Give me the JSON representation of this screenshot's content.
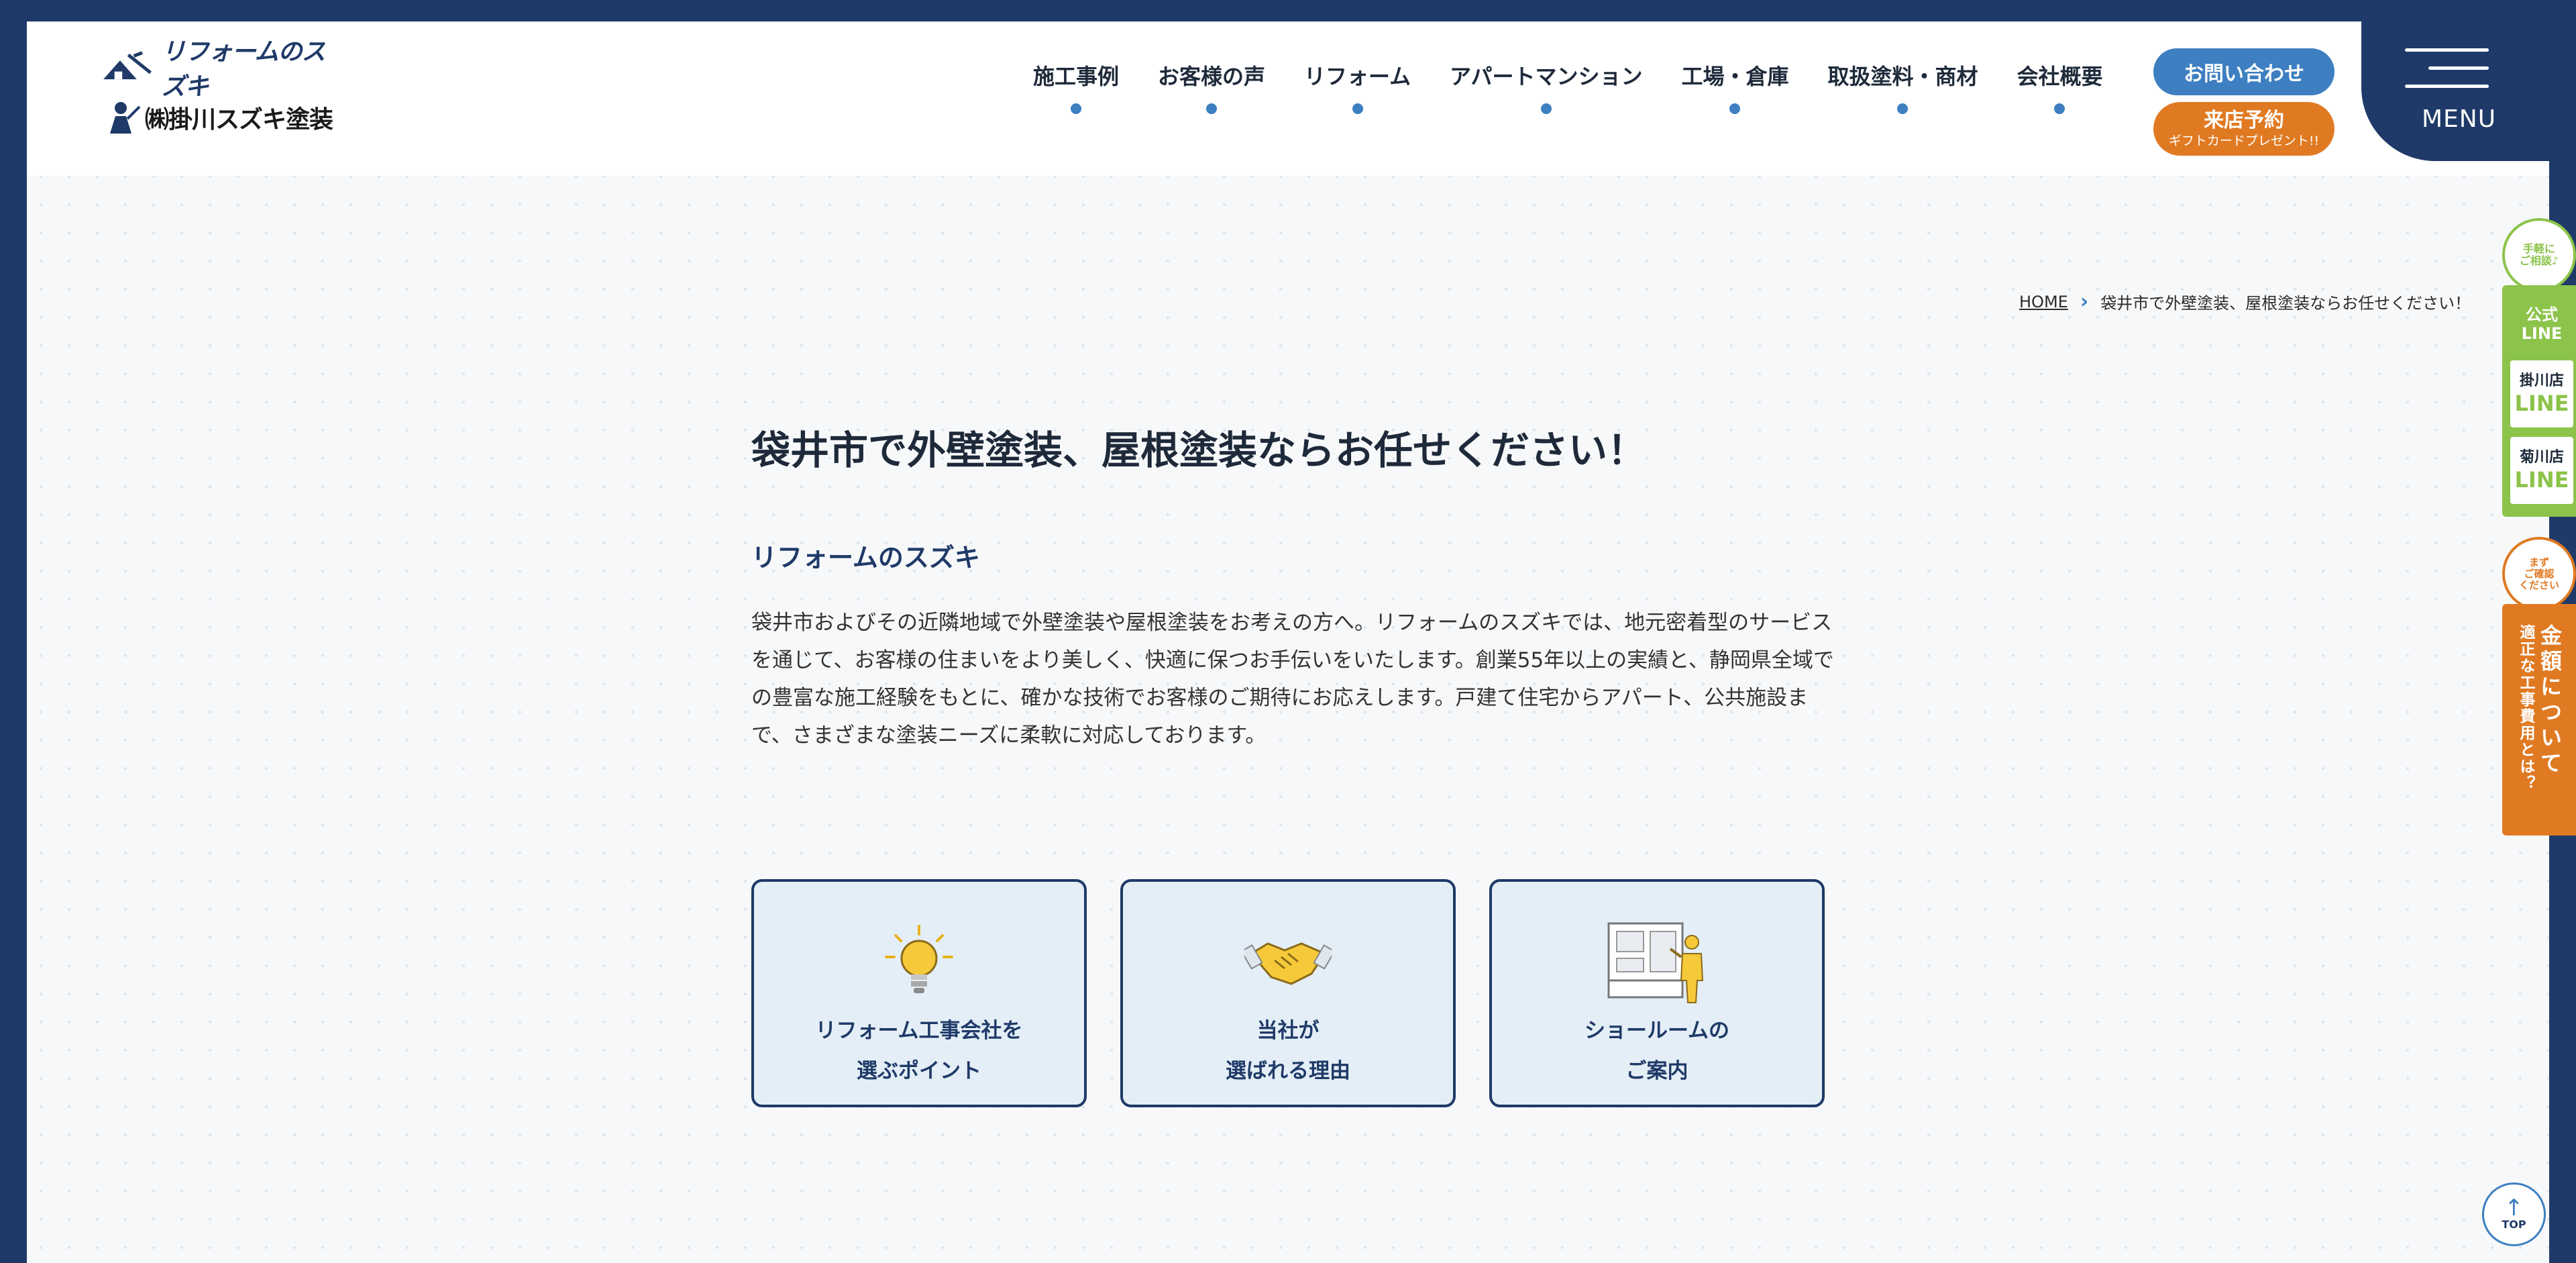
{
  "header": {
    "logo_line1": "リフォームのスズキ",
    "logo_line2": "㈱掛川スズキ塗装",
    "nav": [
      {
        "label": "施工事例"
      },
      {
        "label": "お客様の声"
      },
      {
        "label": "リフォーム"
      },
      {
        "label": "アパートマンション"
      },
      {
        "label": "工場・倉庫"
      },
      {
        "label": "取扱塗料・商材"
      },
      {
        "label": "会社概要"
      }
    ],
    "contact_label": "お問い合わせ",
    "visit_label": "来店予約",
    "visit_sub": "ギフトカードプレゼント!!",
    "menu_label": "MENU"
  },
  "breadcrumb": {
    "home": "HOME",
    "current": "袋井市で外壁塗装、屋根塗装ならお任せください！"
  },
  "main": {
    "title": "袋井市で外壁塗装、屋根塗装ならお任せください！",
    "subtitle": "リフォームのスズキ",
    "body": "袋井市およびその近隣地域で外壁塗装や屋根塗装をお考えの方へ。リフォームのスズキでは、地元密着型のサービスを通じて、お客様の住まいをより美しく、快適に保つお手伝いをいたします。創業55年以上の実績と、静岡県全域での豊富な施工経験をもとに、確かな技術でお客様のご期待にお応えします。戸建て住宅からアパート、公共施設まで、さまざまな塗装ニーズに柔軟に対応しております。",
    "cards": [
      {
        "label": "リフォーム工事会社を\n選ぶポイント",
        "icon": "lightbulb-icon"
      },
      {
        "label": "当社が\n選ばれる理由",
        "icon": "handshake-icon"
      },
      {
        "label": "ショールームの\nご案内",
        "icon": "showroom-icon"
      }
    ]
  },
  "side": {
    "line_bubble": "手軽に\nご相談♪",
    "line_title": "公式\nLINE",
    "stores": [
      {
        "store": "掛川店",
        "line": "LINE"
      },
      {
        "store": "菊川店",
        "line": "LINE"
      }
    ],
    "price_bubble": "まず\nご確認\nください",
    "price_main": "金額について",
    "price_sub": "適正な工事費用とは？"
  },
  "top_button": "TOP",
  "colors": {
    "navy": "#1f3a68",
    "blue": "#3d7fc1",
    "orange": "#e07a22",
    "green": "#8cc34a"
  }
}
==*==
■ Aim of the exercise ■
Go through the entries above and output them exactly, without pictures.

■ Written answer ■
Give me the JSON representation of this screenshot's content.
{
  "header": {
    "logo_line1": "リフォームのスズキ",
    "logo_line2": "㈱掛川スズキ塗装",
    "nav": [
      {
        "label": "施工事例"
      },
      {
        "label": "お客様の声"
      },
      {
        "label": "リフォーム"
      },
      {
        "label": "アパートマンション"
      },
      {
        "label": "工場・倉庫"
      },
      {
        "label": "取扱塗料・商材"
      },
      {
        "label": "会社概要"
      }
    ],
    "contact_label": "お問い合わせ",
    "visit_label": "来店予約",
    "visit_sub": "ギフトカードプレゼント!!",
    "menu_label": "MENU"
  },
  "breadcrumb": {
    "home": "HOME",
    "current": "袋井市で外壁塗装、屋根塗装ならお任せください！"
  },
  "main": {
    "title": "袋井市で外壁塗装、屋根塗装ならお任せください！",
    "subtitle": "リフォームのスズキ",
    "body": "袋井市およびその近隣地域で外壁塗装や屋根塗装をお考えの方へ。リフォームのスズキでは、地元密着型のサービスを通じて、お客様の住まいをより美しく、快適に保つお手伝いをいたします。創業55年以上の実績と、静岡県全域での豊富な施工経験をもとに、確かな技術でお客様のご期待にお応えします。戸建て住宅からアパート、公共施設まで、さまざまな塗装ニーズに柔軟に対応しております。",
    "cards": [
      {
        "label": "リフォーム工事会社を\n選ぶポイント",
        "icon": "lightbulb-icon"
      },
      {
        "label": "当社が\n選ばれる理由",
        "icon": "handshake-icon"
      },
      {
        "label": "ショールームの\nご案内",
        "icon": "showroom-icon"
      }
    ]
  },
  "side": {
    "line_bubble": "手軽に\nご相談♪",
    "line_title": "公式\nLINE",
    "stores": [
      {
        "store": "掛川店",
        "line": "LINE"
      },
      {
        "store": "菊川店",
        "line": "LINE"
      }
    ],
    "price_bubble": "まず\nご確認\nください",
    "price_main": "金額について",
    "price_sub": "適正な工事費用とは？"
  },
  "top_button": "TOP",
  "colors": {
    "navy": "#1f3a68",
    "blue": "#3d7fc1",
    "orange": "#e07a22",
    "green": "#8cc34a"
  }
}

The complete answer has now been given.